According to the U.S. Centers for Disease Control and Prevention (CDC), distracted driving causes the deaths of nearly 10 people per day in the U.S. overall. Over 1,153 drivers and passengers are injured in similar collisions. Indeed, more than 15% of collisions that resulted in injuries across the country involved distracted driving.
Although these statistics are for automobile crashes, distracted driving can, clearly, also affect the safety of operating another type of vehicle, such as a truck or a motorcycle.
What is distracted driving? Researchers define it as driving that takes place while the drivers are involved in another activity that shifts their attention from operating a vehicle. Observers point to three primary kinds of distracted driving. The first is visual, taking your eyes off the road. Visual distraction can encompass activities such as using a cell phone or texting, which are frequently (and justifiably) targeted as culprits, but it can also include rubber-necking at the scene of an accident or turning around to check on children or items in a back seat. The second type of distracted driving is manual, and involves taking your hands off the wheel. Eating, programming a GPS, or engaging with a passenger, as well as cell phones and texting, could be involved here. The third kind of distracted driving is termed cognitive. In this type, hands and eyes are engaged with the vehicle correctly, but the driver has taken his or her mind off the task at hand.

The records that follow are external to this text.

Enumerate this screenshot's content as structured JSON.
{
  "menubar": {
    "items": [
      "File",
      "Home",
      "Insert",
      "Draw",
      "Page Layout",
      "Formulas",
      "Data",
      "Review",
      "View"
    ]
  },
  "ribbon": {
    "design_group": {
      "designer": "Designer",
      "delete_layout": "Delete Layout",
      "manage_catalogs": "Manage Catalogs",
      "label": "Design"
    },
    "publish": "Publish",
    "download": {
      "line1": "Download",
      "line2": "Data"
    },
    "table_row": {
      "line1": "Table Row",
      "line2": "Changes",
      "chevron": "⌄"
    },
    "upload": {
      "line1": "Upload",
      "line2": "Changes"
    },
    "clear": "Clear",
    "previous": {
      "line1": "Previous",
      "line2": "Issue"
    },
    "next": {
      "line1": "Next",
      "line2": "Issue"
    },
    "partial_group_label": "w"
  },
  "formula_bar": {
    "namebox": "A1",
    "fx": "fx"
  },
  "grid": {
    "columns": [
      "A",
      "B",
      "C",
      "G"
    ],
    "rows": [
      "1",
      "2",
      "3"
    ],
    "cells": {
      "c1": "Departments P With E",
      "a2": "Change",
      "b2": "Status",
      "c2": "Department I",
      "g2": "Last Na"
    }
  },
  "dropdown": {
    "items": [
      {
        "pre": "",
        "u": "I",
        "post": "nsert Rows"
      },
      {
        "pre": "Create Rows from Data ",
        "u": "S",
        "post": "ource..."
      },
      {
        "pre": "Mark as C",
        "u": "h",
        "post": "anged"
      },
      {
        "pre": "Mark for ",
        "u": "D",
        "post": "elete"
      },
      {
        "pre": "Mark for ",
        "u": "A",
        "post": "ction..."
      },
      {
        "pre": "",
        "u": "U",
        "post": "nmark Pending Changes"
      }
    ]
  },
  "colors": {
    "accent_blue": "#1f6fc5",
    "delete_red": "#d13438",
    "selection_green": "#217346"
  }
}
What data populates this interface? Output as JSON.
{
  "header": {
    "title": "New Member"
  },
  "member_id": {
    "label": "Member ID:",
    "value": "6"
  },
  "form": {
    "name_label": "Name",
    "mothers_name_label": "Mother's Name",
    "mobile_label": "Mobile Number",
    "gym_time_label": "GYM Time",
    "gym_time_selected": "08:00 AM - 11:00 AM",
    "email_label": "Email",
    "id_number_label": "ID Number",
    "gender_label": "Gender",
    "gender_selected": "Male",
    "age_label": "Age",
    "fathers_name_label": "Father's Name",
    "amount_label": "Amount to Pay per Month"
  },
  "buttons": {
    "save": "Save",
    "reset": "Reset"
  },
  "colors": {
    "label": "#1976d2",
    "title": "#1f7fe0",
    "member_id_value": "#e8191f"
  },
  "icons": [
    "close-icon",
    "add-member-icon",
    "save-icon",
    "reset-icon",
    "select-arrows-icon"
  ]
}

The reason that many states have banned cell phone use and/or texting while driving is that it can easily involve a combination of these types.